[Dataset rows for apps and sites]
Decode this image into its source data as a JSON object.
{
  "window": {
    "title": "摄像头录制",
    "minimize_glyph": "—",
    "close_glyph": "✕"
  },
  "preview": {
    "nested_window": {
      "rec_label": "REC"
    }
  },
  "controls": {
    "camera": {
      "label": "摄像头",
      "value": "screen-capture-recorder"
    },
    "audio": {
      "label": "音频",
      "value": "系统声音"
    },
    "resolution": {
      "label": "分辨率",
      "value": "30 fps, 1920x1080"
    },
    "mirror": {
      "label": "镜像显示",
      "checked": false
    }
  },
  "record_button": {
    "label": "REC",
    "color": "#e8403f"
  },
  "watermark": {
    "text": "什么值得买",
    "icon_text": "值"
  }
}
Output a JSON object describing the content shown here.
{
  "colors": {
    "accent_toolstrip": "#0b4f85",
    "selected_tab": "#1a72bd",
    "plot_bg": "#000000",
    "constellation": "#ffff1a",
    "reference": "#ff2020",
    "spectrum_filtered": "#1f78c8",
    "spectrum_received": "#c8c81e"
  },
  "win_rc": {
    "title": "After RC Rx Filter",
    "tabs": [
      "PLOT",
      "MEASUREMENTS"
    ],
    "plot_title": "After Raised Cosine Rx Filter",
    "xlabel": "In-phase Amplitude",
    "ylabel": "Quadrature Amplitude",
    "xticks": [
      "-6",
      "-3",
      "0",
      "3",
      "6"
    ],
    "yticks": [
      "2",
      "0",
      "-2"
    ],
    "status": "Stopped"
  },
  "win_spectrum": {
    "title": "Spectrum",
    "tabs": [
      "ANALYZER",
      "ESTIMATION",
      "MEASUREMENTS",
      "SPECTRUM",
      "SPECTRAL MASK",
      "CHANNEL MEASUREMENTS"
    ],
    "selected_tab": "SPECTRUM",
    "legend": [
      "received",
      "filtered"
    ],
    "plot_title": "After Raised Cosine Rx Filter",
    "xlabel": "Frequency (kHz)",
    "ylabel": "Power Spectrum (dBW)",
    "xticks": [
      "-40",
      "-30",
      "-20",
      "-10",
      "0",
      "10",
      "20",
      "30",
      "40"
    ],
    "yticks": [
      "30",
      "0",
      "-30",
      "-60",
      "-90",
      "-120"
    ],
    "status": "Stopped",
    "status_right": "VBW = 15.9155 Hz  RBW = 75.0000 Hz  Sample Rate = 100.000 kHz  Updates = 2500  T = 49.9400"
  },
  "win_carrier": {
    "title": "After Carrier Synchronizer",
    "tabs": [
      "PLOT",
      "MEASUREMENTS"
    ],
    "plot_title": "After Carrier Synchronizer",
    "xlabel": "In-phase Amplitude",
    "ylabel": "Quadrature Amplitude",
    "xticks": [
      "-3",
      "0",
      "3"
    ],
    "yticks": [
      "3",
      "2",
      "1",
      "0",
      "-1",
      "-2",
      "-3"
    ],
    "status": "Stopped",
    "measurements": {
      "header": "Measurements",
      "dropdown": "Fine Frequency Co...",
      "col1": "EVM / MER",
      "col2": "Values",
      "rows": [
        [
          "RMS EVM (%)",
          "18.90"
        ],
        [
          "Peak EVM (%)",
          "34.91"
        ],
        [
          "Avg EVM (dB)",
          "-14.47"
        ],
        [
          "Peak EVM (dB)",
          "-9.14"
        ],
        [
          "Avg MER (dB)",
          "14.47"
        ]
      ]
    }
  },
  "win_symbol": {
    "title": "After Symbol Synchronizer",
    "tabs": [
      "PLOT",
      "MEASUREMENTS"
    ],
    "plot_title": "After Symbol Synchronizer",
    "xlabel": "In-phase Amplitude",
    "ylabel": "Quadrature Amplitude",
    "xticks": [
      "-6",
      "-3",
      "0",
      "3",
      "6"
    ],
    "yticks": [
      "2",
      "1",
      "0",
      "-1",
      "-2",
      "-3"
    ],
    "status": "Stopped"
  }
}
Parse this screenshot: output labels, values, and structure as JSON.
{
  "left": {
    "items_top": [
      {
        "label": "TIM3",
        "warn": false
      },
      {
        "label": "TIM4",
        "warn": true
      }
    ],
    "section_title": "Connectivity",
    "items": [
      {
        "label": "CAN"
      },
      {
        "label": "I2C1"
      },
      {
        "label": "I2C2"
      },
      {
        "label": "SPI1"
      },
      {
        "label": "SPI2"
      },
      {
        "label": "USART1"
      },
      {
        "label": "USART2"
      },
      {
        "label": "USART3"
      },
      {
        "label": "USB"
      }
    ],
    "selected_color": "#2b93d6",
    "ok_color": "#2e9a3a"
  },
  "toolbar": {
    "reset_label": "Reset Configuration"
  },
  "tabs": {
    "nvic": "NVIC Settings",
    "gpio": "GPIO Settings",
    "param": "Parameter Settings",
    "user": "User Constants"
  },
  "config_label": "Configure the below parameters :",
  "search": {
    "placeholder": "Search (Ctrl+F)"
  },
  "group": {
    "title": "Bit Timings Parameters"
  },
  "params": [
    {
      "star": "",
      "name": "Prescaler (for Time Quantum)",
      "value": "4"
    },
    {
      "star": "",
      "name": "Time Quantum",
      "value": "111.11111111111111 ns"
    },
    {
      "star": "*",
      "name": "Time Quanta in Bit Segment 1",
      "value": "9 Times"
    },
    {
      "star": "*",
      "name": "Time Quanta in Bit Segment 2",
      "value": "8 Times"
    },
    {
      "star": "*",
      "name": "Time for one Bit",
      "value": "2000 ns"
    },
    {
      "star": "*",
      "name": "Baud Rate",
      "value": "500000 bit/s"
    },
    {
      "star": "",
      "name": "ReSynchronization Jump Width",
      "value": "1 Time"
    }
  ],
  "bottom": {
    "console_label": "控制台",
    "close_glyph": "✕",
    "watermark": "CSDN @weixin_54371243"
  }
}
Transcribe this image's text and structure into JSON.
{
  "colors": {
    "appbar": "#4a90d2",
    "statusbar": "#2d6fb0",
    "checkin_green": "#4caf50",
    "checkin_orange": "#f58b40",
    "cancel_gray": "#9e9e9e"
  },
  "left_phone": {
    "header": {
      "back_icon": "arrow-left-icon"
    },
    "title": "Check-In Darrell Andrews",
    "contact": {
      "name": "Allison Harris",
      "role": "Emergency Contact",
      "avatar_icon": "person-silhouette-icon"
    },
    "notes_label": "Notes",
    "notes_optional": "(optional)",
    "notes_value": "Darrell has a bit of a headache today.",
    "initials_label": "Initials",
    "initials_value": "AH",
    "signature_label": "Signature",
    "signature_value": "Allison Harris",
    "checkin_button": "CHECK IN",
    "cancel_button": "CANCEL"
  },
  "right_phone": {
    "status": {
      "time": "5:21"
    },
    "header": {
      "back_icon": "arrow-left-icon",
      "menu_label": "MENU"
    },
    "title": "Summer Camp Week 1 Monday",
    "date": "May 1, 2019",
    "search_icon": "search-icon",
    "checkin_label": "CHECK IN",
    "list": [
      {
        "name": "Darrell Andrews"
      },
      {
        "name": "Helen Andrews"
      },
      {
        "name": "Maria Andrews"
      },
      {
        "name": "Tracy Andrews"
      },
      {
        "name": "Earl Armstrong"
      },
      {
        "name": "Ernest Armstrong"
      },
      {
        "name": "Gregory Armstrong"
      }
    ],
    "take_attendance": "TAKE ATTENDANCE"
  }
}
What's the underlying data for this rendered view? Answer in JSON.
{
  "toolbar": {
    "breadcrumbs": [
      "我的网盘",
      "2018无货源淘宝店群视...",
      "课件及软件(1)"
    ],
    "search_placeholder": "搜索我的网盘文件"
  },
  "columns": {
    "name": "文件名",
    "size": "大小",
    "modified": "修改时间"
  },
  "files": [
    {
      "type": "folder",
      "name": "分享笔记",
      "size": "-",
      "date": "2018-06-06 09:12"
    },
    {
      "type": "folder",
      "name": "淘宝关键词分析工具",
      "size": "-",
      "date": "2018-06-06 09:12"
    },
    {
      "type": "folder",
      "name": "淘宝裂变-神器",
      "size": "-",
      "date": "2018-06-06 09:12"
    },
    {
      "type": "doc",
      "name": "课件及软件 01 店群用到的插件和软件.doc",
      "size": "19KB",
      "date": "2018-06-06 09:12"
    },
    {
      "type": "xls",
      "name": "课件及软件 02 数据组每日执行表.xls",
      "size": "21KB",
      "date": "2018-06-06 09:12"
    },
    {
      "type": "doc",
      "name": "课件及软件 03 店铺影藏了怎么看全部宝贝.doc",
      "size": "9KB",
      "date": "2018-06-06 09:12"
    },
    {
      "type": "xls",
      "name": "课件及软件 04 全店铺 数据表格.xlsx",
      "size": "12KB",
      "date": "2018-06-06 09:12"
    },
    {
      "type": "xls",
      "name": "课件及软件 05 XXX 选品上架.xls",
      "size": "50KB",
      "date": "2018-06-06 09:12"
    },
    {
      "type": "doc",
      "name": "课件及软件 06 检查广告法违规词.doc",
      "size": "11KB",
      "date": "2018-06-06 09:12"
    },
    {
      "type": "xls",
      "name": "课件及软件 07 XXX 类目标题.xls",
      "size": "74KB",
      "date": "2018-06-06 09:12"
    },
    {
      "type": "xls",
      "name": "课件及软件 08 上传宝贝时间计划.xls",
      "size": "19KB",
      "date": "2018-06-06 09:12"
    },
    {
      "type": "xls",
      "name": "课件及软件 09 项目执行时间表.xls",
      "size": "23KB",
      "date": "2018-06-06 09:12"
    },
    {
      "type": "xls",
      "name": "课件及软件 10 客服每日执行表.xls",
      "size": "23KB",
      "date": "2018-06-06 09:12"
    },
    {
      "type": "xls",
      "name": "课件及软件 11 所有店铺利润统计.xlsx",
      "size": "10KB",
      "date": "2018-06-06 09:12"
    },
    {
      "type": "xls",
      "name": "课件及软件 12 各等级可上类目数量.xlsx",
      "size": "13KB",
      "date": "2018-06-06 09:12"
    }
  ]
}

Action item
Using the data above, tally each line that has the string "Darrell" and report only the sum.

Solved exercise
3